What is needed »
Only the lines that hold the word "slanted" are wanted from this listing.

Data listing »
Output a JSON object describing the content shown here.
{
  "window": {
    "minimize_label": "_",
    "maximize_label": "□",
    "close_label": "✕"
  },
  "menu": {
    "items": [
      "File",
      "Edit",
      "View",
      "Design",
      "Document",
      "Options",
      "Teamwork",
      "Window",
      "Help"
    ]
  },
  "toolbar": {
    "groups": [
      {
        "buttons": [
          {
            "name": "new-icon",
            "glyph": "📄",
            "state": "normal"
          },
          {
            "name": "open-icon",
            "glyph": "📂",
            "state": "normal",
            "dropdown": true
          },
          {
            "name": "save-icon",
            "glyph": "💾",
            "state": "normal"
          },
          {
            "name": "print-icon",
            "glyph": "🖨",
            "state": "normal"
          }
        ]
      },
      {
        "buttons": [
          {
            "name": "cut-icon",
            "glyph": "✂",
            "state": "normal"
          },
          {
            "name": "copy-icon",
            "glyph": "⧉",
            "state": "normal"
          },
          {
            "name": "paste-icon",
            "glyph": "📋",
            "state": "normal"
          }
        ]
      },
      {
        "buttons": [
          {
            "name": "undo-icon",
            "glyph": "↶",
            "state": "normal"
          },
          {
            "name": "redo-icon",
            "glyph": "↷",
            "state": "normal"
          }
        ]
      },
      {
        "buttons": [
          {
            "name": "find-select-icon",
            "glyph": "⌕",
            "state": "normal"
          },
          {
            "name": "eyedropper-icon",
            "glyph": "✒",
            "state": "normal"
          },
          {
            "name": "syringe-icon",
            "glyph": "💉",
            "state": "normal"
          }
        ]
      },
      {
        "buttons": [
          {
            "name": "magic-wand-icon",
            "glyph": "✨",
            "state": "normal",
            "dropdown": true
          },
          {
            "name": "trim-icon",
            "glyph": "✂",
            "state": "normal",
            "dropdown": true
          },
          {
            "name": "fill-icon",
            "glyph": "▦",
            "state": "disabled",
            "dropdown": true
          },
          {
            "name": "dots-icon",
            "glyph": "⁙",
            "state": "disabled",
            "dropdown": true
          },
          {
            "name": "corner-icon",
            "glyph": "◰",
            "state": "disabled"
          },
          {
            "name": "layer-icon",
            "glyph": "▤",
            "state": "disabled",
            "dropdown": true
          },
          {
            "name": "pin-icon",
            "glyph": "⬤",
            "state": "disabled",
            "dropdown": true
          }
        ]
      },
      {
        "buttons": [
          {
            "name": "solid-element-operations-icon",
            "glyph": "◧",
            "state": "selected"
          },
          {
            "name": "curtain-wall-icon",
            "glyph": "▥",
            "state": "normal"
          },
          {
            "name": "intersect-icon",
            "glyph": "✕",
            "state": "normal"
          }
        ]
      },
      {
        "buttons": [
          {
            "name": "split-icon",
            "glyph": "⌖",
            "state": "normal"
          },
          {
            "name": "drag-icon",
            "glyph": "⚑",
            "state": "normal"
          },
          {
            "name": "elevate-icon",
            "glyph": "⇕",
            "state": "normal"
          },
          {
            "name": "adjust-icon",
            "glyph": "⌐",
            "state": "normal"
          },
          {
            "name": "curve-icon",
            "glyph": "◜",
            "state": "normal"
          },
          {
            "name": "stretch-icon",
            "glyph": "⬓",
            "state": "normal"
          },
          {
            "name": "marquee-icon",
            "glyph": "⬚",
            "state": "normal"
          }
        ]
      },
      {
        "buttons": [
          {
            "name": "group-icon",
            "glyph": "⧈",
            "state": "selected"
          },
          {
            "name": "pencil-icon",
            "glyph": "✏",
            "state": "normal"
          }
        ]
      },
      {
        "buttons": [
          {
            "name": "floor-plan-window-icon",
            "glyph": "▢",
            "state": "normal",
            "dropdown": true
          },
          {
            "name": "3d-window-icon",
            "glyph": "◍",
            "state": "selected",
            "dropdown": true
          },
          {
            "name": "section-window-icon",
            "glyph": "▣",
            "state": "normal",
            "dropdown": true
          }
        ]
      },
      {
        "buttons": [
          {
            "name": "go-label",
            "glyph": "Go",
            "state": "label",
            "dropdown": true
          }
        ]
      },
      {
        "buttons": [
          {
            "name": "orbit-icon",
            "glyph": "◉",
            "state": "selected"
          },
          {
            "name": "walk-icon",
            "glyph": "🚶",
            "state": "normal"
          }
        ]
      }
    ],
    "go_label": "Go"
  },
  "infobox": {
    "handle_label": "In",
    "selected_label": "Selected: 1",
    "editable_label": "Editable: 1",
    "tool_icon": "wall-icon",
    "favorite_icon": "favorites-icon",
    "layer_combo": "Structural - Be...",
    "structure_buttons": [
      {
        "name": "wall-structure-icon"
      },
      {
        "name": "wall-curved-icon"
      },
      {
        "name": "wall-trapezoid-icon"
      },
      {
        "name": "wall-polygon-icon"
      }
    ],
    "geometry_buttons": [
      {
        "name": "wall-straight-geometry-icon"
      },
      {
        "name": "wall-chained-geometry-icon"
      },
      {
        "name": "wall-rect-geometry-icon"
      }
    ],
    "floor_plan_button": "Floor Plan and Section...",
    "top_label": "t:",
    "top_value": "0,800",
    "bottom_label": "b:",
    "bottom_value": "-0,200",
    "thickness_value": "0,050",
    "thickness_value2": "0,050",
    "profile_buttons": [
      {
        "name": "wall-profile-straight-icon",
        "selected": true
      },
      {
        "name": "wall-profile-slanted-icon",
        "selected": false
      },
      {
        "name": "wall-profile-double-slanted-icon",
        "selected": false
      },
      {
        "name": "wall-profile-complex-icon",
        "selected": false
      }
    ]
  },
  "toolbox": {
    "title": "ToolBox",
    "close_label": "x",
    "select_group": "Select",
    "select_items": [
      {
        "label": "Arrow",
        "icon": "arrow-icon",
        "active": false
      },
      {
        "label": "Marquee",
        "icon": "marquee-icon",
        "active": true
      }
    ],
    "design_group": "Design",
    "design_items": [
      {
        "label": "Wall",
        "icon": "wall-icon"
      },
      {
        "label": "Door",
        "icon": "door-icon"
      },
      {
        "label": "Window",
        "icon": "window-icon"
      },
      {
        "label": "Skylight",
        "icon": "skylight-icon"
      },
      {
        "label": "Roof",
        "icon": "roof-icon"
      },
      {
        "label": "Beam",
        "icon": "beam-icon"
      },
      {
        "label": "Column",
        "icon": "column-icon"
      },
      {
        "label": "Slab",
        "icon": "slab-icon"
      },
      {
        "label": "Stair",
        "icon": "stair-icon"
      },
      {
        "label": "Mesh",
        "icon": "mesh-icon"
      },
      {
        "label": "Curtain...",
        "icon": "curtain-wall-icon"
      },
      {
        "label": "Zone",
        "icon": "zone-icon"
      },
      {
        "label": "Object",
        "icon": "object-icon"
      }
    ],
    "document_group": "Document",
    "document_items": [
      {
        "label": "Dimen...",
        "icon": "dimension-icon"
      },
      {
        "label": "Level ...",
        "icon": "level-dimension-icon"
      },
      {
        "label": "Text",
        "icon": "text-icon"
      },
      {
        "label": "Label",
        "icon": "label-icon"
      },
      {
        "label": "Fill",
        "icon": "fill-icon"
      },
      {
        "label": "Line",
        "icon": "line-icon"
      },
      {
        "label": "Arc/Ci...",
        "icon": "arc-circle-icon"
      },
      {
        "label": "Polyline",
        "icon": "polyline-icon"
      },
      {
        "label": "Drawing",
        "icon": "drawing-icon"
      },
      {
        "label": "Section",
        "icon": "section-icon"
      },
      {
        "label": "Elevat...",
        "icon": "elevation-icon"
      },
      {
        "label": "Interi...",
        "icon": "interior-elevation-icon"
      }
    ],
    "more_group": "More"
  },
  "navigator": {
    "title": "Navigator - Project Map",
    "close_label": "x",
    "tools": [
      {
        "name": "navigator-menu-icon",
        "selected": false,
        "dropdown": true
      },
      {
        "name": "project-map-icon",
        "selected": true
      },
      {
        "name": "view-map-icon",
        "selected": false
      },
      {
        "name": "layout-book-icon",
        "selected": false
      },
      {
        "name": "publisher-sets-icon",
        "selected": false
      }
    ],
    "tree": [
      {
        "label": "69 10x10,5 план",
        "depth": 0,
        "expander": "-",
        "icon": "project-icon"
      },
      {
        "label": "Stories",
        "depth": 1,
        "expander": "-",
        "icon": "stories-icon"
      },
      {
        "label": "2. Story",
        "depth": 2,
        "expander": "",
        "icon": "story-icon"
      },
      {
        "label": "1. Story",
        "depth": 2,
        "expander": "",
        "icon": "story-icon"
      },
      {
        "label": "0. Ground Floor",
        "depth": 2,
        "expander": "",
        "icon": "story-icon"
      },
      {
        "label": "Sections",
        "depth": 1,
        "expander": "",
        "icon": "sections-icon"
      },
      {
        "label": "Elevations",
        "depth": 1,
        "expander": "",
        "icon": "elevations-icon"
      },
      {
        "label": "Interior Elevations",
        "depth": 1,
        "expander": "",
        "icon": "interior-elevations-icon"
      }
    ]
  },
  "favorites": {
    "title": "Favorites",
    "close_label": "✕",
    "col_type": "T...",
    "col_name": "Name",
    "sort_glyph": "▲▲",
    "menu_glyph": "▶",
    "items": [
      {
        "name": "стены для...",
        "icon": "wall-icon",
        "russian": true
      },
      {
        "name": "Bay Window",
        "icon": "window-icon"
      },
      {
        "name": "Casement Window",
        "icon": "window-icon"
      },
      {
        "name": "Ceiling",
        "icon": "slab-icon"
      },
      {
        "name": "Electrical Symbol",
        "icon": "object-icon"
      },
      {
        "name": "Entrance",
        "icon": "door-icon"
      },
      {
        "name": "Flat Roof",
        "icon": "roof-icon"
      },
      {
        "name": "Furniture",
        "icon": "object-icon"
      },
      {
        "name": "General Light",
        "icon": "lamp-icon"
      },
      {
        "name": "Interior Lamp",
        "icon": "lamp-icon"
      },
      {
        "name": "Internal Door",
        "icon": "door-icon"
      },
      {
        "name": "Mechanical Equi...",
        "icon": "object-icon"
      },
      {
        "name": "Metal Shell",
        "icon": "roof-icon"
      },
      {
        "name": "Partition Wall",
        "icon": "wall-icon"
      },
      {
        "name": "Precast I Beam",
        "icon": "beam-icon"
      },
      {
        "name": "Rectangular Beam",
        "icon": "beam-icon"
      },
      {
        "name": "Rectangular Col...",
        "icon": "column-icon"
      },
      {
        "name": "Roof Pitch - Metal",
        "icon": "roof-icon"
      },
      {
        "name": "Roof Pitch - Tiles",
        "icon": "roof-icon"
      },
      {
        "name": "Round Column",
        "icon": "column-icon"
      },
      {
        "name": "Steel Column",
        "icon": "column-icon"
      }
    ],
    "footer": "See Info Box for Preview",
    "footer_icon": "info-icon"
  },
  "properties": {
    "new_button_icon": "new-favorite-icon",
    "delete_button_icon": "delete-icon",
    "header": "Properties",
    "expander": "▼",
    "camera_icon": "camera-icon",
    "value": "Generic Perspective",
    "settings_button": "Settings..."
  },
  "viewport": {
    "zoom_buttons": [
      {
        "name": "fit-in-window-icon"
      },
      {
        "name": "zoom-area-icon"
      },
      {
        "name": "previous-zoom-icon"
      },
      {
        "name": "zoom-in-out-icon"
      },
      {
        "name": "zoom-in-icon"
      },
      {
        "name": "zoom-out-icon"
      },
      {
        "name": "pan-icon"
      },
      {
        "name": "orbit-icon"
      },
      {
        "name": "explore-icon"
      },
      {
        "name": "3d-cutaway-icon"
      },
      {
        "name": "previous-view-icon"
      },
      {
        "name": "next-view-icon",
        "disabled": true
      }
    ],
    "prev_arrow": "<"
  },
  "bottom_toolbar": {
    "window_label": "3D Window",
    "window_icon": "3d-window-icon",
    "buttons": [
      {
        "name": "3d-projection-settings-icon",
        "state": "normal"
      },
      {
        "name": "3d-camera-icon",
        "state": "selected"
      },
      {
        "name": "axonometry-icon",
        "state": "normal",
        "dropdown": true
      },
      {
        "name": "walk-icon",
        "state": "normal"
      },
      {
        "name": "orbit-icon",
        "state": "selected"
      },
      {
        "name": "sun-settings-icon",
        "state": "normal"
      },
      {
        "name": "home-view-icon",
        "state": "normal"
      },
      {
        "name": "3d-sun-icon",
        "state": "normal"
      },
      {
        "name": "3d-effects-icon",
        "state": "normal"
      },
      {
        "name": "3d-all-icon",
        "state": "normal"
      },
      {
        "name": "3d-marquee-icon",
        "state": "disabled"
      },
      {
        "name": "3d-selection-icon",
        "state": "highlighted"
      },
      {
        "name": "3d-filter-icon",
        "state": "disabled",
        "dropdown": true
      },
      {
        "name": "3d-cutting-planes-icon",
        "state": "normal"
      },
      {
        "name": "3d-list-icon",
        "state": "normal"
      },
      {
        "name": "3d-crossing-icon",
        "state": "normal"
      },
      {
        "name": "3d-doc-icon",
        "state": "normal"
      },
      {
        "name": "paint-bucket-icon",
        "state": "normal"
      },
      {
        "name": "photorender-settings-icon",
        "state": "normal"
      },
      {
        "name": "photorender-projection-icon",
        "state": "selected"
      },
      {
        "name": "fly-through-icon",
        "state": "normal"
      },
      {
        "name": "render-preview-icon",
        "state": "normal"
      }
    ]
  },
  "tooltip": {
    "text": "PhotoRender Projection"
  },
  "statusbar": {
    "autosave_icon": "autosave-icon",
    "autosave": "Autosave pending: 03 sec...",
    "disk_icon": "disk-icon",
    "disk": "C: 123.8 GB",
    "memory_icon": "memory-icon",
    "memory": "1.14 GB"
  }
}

Worked solution »
        "name": "wall-profile-slanted-icon",
        "name": "wall-profile-double-slanted-icon",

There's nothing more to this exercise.